Share your ideas visually. Instead of relying on charisma and personality to convey enthusiasm, mmhmm helps speakers show their thoughts without speaking. That can mean drawing or creating text blocks that add to the conversation silently, or sharing GIFs or Big Hands gestural reactions to express emotion. As Gordon Plant, Vice President of Product at BaseKit, told us in an interview, “The superpower mmhmm gives me is going with the flow. It's answering questions on the fly. I can show you an answer, not tell you an answer.” mmhmm makes it easy to preload slides with relevant information and keep them handy when joining a meeting, so when people interject with questions, the introvert has that information ready to show in an instant, calming an otherwise stressful situation.
Unleash your creativity. In Quiet, Cain says that “introverts prefer to work independently, and solitude can be a catalyst to innovation.” Introverts can use that time alone to prepare rich, thoughtful presentations. With a recording, introverts who prefer writing over talking can show off their skills with a prepared script instead of trying to improvise. When it comes time to record, there’s no pressure to nail your talk in one take, and no anxiety-inducing audience in front of you. Recording a video gives you time to perfectly articulate your ideas without having to worry about performance.
Make your presence felt at work. As Charlie Warzel and Anne Helen Petersen say in Out of Office: The Big Problem and Bigger Promise of Working from Home, hybrid work may disadvantage anyone who is less visible. “Single parents, workers with elderly family members, disabled employees, and those who simply don’t want to live in proximity to the office risk being overshadowed by those who come in every day,” they say. Sharing recorded video means not having to compete for attention with the loudest people in the room during live meetings. Introverts can share their well-researched, fully-formed ideas without fear of interruption.
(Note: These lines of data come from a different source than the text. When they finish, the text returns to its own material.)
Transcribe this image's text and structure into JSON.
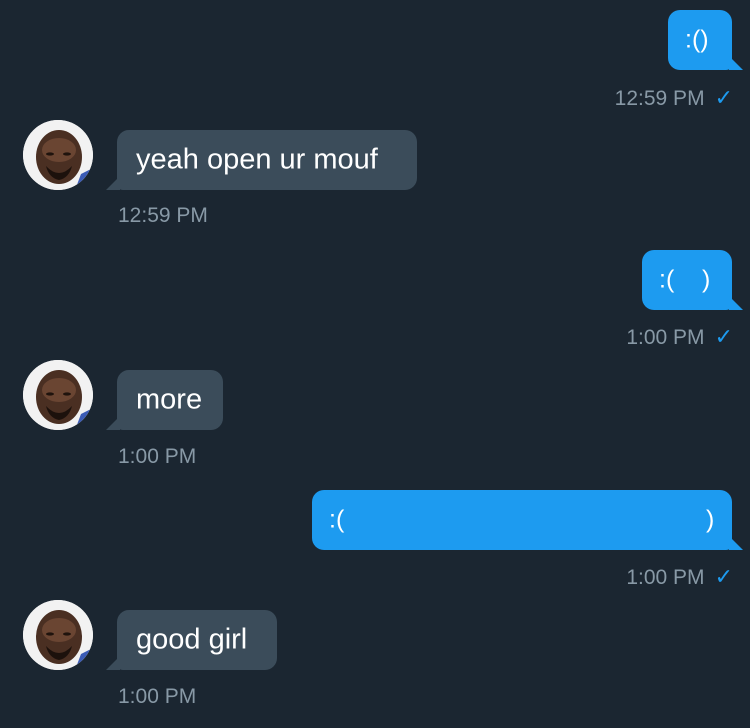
{
  "messages": [
    {
      "direction": "outgoing",
      "text": ":()",
      "time": "12:59 PM",
      "status_icon": "checkmark-icon"
    },
    {
      "direction": "incoming",
      "text": "yeah open ur mouf",
      "time": "12:59 PM"
    },
    {
      "direction": "outgoing",
      "text": ":(    )",
      "time": "1:00 PM",
      "status_icon": "checkmark-icon"
    },
    {
      "direction": "incoming",
      "text": "more",
      "time": "1:00 PM"
    },
    {
      "direction": "outgoing",
      "text_left": ":(",
      "text_right": ")",
      "time": "1:00 PM",
      "status_icon": "checkmark-icon"
    },
    {
      "direction": "incoming",
      "text": "good girl",
      "time": "1:00 PM"
    }
  ],
  "status": {
    "checkmark": "✓"
  },
  "colors": {
    "background": "#1b2631",
    "outgoing_bubble": "#1d9bf0",
    "incoming_bubble": "#3b4c5a",
    "timestamp": "#8899a6",
    "read_check": "#1d9bf0"
  }
}
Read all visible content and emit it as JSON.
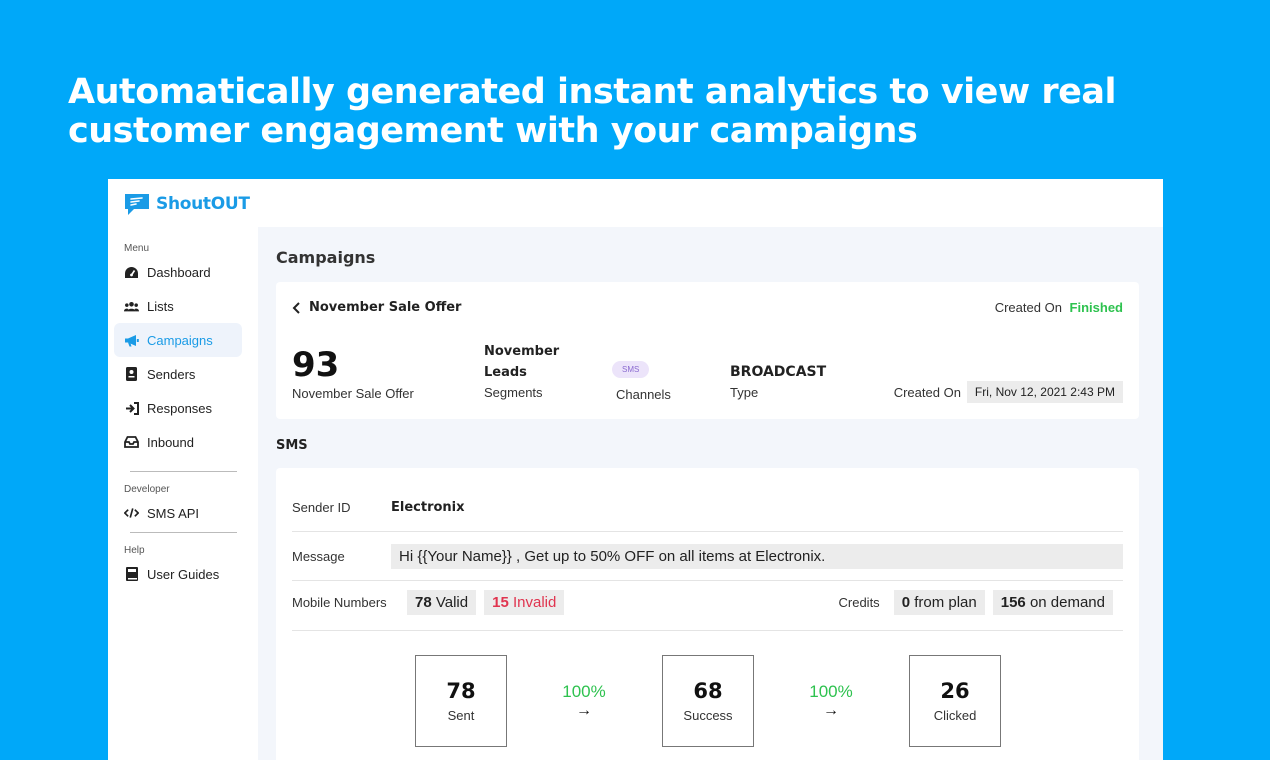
{
  "hero": {
    "line1": "Automatically generated instant analytics to view real",
    "line2": "customer engagement with your campaigns"
  },
  "brand": {
    "name": "ShoutOUT",
    "color": "#1a9be6"
  },
  "sidebar": {
    "menu_label": "Menu",
    "items": [
      {
        "label": "Dashboard",
        "icon": "dashboard-icon"
      },
      {
        "label": "Lists",
        "icon": "users-icon"
      },
      {
        "label": "Campaigns",
        "icon": "megaphone-icon"
      },
      {
        "label": "Senders",
        "icon": "id-card-icon"
      },
      {
        "label": "Responses",
        "icon": "sign-in-icon"
      },
      {
        "label": "Inbound",
        "icon": "inbox-icon"
      }
    ],
    "developer_label": "Developer",
    "developer_items": [
      {
        "label": "SMS API",
        "icon": "code-icon"
      }
    ],
    "help_label": "Help",
    "help_items": [
      {
        "label": "User Guides",
        "icon": "book-icon"
      }
    ]
  },
  "main": {
    "title": "Campaigns",
    "campaign": {
      "name": "November Sale Offer",
      "created_on_label": "Created On",
      "status": "Finished",
      "total": "93",
      "total_label": "November Sale Offer",
      "segments_value_line1": "November",
      "segments_value_line2": "Leads",
      "segments_label": "Segments",
      "channel_pill": "SMS",
      "channels_label": "Channels",
      "type_value": "BROADCAST",
      "type_label": "Type",
      "created_label": "Created On",
      "created_date": "Fri, Nov 12, 2021 2:43 PM"
    },
    "sms": {
      "title": "SMS",
      "sender_id_label": "Sender ID",
      "sender_id": "Electronix",
      "message_label": "Message",
      "message": "Hi  {{Your Name}} , Get up to 50% OFF on all items at Electronix.",
      "mobile_label": "Mobile Numbers",
      "valid_count": "78",
      "valid_label": "Valid",
      "invalid_count": "15",
      "invalid_label": "Invalid",
      "credits_label": "Credits",
      "plan_count": "0",
      "plan_label": "from plan",
      "demand_count": "156",
      "demand_label": "on demand"
    },
    "funnel": {
      "sent": "78",
      "sent_label": "Sent",
      "pct1": "100%",
      "success": "68",
      "success_label": "Success",
      "pct2": "100%",
      "clicked": "26",
      "clicked_label": "Clicked"
    }
  },
  "colors": {
    "background": "#00a8f9",
    "accent": "#1a9be6",
    "finished": "#2ec24f",
    "invalid": "#e0344f"
  }
}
Videos offer concrete evidence of their creative contributions to a team.
Team up for moral support. Sometimes the easiest way to conquer a fear or appear more assertive is to team up with a friend. With mmhmm, colleagues can join each other on screen even when they’re in separate locations. That way, introverts can forget about the sense of stage fright, drawing out their best ideas in a comfortable conversation with another person.
Benefits for managers and colleagues
Joshua Davies of Knowmium, a consultancy that facilitates learning and development, told us that his virtual workshops can help even quiet and reticent employees talk frankly with managers by combining mmhmm with tools like Otter.ai transcription and Miro whiteboards so that everyone can see the conversations as they happen. “If done well, from a perspective of making everyone feel safe to share, to give themselves permission to fail or to not be perfect, virtual can potentially even nudge out face-to-face,” Davies said.
For distributed companies or those with teams in multiple locations, recorded video introductions can be a great way to “meet” other members of the staff without subjecting everyone to the fatigue of 1:1 virtual coffee breaks.
Outside of the workplace, videos can also be used effectively to introduce yourself to recruiters without having to be overwhelmed meeting people at networking events. A video can offer insight into your personality while showcasing your skills, without having to awkwardly weave your achievements into a live conversation.
Turning the camera on may be intimidating at first, but we think there are benefits to everyone when introverts are seen and heard at work. With mmhmm hybrid video, we want to build a world through video that makes work more accessible and inclusive for even the shyest among us.
Make your videos more engaging with less effort: Our free mmhmm-ready PowerPoint and Keynote templates help put you and your content on the same screen, elegantly. Download the free mmhmm-ready presentation templates.